_AIM OF THE EXERCISE_.
Set down each record exactly as written.

Stored items
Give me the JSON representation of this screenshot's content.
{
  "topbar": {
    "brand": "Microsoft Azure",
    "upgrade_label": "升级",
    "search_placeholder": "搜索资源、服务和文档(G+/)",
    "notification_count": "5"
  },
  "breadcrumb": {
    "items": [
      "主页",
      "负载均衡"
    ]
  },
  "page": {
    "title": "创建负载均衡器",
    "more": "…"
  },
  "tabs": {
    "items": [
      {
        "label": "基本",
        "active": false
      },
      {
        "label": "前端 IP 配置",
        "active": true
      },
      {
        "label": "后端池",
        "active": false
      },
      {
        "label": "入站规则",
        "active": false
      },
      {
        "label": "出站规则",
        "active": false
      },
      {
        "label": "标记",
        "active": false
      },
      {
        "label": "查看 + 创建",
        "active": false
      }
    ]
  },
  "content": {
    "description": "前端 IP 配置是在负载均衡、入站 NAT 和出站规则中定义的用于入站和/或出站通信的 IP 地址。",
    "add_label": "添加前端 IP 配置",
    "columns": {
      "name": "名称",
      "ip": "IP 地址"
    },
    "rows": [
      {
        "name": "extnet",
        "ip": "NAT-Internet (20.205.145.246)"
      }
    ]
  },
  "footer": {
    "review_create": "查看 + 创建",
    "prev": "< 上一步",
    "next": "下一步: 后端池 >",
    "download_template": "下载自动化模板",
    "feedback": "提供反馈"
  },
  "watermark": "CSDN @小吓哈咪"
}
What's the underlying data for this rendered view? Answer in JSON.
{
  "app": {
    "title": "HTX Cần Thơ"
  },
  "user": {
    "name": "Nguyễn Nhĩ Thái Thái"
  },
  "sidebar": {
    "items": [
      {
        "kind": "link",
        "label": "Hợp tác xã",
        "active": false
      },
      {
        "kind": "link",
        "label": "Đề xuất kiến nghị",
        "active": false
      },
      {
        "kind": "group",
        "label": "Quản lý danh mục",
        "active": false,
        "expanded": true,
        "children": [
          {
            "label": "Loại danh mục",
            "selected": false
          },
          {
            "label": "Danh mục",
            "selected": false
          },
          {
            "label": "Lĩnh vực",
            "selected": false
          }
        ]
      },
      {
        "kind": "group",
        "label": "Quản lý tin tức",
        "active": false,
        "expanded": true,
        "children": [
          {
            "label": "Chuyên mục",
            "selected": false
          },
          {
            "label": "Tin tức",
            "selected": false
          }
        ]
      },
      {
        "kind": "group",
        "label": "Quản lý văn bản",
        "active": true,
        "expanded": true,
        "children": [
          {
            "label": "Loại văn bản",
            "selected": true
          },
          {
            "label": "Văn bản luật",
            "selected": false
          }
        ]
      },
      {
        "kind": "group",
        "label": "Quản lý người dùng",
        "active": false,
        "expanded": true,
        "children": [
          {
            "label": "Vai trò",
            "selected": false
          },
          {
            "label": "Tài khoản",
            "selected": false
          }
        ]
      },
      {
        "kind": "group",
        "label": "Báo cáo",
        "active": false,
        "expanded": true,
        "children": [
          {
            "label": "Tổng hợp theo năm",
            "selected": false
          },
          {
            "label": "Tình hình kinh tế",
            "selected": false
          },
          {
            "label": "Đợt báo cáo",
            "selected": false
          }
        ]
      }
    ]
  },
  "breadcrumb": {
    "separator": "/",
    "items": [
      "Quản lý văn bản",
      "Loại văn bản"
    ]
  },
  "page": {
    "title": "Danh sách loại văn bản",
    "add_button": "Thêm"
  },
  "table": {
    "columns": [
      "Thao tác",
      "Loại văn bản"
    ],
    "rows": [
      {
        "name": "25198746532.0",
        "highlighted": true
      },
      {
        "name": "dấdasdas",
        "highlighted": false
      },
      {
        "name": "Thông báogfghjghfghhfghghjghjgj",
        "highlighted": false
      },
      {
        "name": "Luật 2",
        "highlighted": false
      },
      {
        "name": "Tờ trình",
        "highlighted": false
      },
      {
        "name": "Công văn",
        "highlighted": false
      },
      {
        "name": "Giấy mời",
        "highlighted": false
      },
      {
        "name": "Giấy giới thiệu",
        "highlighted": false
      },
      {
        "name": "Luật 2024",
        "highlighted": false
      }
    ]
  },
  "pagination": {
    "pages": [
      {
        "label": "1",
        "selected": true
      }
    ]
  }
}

_EXERCISE SOLUTION_.
Give me the JSON representation of this screenshot's content.
{
  "topbar": {
    "brand": "Microsoft Azure",
    "upgrade_label": "升级",
    "search_placeholder": "搜索资源、服务和文档(G+/)",
    "notification_count": "5"
  },
  "breadcrumb": {
    "items": [
      "主页",
      "负载均衡"
    ]
  },
  "page": {
    "title": "创建负载均衡器",
    "more": "…"
  },
  "tabs": {
    "items": [
      {
        "label": "基本",
        "active": false
      },
      {
        "label": "前端 IP 配置",
        "active": true
      },
      {
        "label": "后端池",
        "active": false
      },
      {
        "label": "入站规则",
        "active": false
      },
      {
        "label": "出站规则",
        "active": false
      },
      {
        "label": "标记",
        "active": false
      },
      {
        "label": "查看 + 创建",
        "active": false
      }
    ]
  },
  "content": {
    "description": "前端 IP 配置是在负载均衡、入站 NAT 和出站规则中定义的用于入站和/或出站通信的 IP 地址。",
    "add_label": "添加前端 IP 配置",
    "columns": {
      "name": "名称",
      "ip": "IP 地址"
    },
    "rows": [
      {
        "name": "extnet",
        "ip": "NAT-Internet (20.205.145.246)"
      }
    ]
  },
  "footer": {
    "review_create": "查看 + 创建",
    "prev": "< 上一步",
    "next": "下一步: 后端池 >",
    "download_template": "下载自动化模板",
    "feedback": "提供反馈"
  },
  "watermark": "CSDN @小吓哈咪"
}
What's the underlying data for this rendered view? Answer in JSON.
{
  "app": {
    "title": "HTX Cần Thơ"
  },
  "user": {
    "name": "Nguyễn Nhĩ Thái Thái"
  },
  "sidebar": {
    "items": [
      {
        "kind": "link",
        "label": "Hợp tác xã",
        "active": false
      },
      {
        "kind": "link",
        "label": "Đề xuất kiến nghị",
        "active": false
      },
      {
        "kind": "group",
        "label": "Quản lý danh mục",
        "active": false,
        "expanded": true,
        "children": [
          {
            "label": "Loại danh mục",
            "selected": false
          },
          {
            "label": "Danh mục",
            "selected": false
          },
          {
            "label": "Lĩnh vực",
            "selected": false
          }
        ]
      },
      {
        "kind": "group",
        "label": "Quản lý tin tức",
        "active": false,
        "expanded": true,
        "children": [
          {
            "label": "Chuyên mục",
            "selected": false
          },
          {
            "label": "Tin tức",
            "selected": false
          }
        ]
      },
      {
        "kind": "group",
        "label": "Quản lý văn bản",
        "active": true,
        "expanded": true,
        "children": [
          {
            "label": "Loại văn bản",
            "selected": true
          },
          {
            "label": "Văn bản luật",
            "selected": false
          }
        ]
      },
      {
        "kind": "group",
        "label": "Quản lý người dùng",
        "active": false,
        "expanded": true,
        "children": [
          {
            "label": "Vai trò",
            "selected": false
          },
          {
            "label": "Tài khoản",
            "selected": false
          }
        ]
      },
      {
        "kind": "group",
        "label": "Báo cáo",
        "active": false,
        "expanded": true,
        "children": [
          {
            "label": "Tổng hợp theo năm",
            "selected": false
          },
          {
            "label": "Tình hình kinh tế",
            "selected": false
          },
          {
            "label": "Đợt báo cáo",
            "selected": false
          }
        ]
      }
    ]
  },
  "breadcrumb": {
    "separator": "/",
    "items": [
      "Quản lý văn bản",
      "Loại văn bản"
    ]
  },
  "page": {
    "title": "Danh sách loại văn bản",
    "add_button": "Thêm"
  },
  "table": {
    "columns": [
      "Thao tác",
      "Loại văn bản"
    ],
    "rows": [
      {
        "name": "25198746532.0",
        "highlighted": true
      },
      {
        "name": "dấdasdas",
        "highlighted": false
      },
      {
        "name": "Thông báogfghjghfghhfghghjghjgj",
        "highlighted": false
      },
      {
        "name": "Luật 2",
        "highlighted": false
      },
      {
        "name": "Tờ trình",
        "highlighted": false
      },
      {
        "name": "Công văn",
        "highlighted": false
      },
      {
        "name": "Giấy mời",
        "highlighted": false
      },
      {
        "name": "Giấy giới thiệu",
        "highlighted": false
      },
      {
        "name": "Luật 2024",
        "highlighted": false
      }
    ]
  },
  "pagination": {
    "pages": [
      {
        "label": "1",
        "selected": true
      }
    ]
  }
}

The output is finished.